KINGSTON — Will the Luzerne County Housing Authority ban smoking in its senior housing units?
About 60 percent of residents of Luzerne County elderly housing want smoking banned in their buildings, while 27 percent say they want smoking to still be allowed. Thirteen percent have no preference.
The results came from a survey conducted by the Luzerne County Housing Authority of residents of about 700 county elderly housing units.
Executive Director Dave Fagula told his authority board Tuesday the agency now must decide how to proceed.
“We have concerns about second-hand smoke and accidents that could result in smoking in bed,” Fagula said. “Many of our residents want to see smoking banned, and we will take a hard look at where to go from here.”

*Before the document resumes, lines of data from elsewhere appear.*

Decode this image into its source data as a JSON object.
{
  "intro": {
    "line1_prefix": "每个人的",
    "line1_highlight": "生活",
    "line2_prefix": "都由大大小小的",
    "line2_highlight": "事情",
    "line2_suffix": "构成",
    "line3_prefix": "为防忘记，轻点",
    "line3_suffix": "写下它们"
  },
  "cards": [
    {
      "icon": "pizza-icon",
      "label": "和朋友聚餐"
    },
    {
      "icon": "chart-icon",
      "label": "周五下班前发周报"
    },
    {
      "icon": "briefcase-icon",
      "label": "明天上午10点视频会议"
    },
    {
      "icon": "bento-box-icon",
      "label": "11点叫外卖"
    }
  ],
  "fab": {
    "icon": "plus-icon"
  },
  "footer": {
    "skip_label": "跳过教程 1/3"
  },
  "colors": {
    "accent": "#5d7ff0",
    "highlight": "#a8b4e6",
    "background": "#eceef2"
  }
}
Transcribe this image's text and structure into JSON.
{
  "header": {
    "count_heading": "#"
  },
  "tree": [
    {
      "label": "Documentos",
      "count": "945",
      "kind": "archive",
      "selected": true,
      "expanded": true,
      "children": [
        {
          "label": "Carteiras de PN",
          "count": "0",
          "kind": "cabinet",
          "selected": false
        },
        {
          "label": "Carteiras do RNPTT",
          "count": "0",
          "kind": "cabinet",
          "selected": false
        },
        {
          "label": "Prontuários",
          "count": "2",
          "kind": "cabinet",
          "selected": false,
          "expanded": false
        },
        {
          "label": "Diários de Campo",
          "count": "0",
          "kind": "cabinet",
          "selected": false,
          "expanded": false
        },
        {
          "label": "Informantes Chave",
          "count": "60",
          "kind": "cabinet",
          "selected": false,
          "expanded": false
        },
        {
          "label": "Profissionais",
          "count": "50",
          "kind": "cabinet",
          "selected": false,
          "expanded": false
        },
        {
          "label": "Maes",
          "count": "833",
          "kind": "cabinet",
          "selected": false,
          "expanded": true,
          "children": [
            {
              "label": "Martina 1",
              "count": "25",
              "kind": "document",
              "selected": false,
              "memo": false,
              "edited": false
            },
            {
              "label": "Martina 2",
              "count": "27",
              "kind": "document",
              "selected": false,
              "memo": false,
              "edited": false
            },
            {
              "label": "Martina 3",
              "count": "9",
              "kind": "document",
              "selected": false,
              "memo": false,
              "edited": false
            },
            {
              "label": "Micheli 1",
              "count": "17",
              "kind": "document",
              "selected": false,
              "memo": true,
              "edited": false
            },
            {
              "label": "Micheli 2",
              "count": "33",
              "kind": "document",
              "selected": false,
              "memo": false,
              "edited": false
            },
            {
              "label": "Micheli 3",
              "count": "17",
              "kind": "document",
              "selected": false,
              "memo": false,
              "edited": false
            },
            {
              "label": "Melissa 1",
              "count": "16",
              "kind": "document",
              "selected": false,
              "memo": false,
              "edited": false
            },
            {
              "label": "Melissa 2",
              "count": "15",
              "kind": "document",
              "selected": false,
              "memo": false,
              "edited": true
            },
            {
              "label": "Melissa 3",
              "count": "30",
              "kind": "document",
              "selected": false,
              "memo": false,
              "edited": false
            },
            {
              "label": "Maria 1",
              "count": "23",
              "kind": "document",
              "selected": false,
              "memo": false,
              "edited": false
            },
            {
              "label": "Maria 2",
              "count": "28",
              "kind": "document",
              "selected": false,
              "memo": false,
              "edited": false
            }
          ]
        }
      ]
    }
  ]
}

Deputy Director Rose Yarmel, who conducted the survey, said that if the authority enacts a no-smoking policy, it could designate outside areas for people to smoke. However, Fagula said that could be a problem for elderly residents during the colder months.
Yarmel said that before a decision is made, the authority would contact the U.S. Department of Housing and Urban Development and ask for assistance.
“We would bring in speakers to talk about the issue and we could offer smoking-cessation programs,” Yarmel said.
Fagula said enforcing a no-smoking policy would be difficult and would depend largely on residents of each building policing themselves.
“We would also consider enacting a policy that all new tenants would be advised that there is a no-smoking policy in the buildings,” Fagula said.
He said the elderly units represent about half of the agency’s residents. He didn’t say whether a similar no-smoking policy would be put in place in the Section 8 and low- and moderate-income buildings.
In other business, Fagula announced the project to build six elderly housing units in Plains Township at the site of the demolished Sacred Heart Church on Main Street is moving along.
“We hope to have all the architectural and engineering studies completed so we can put it out for bid in the spring of 2014,” Fagula said. “We hope to have the units completed by the end of next year.”
The units would be about 750 square feet with one bedroom and would rent for $550 per month, utilities included, he said. The authority has received $1 million in funding through the county, state and federal sources, he said.
The authority purchased the 1-acre parcel two years ago for $135,000 and spent another $50,000 to demolish the church and convent with the intent of building 12 units, but lack of funding forced the authority to scale back its plans.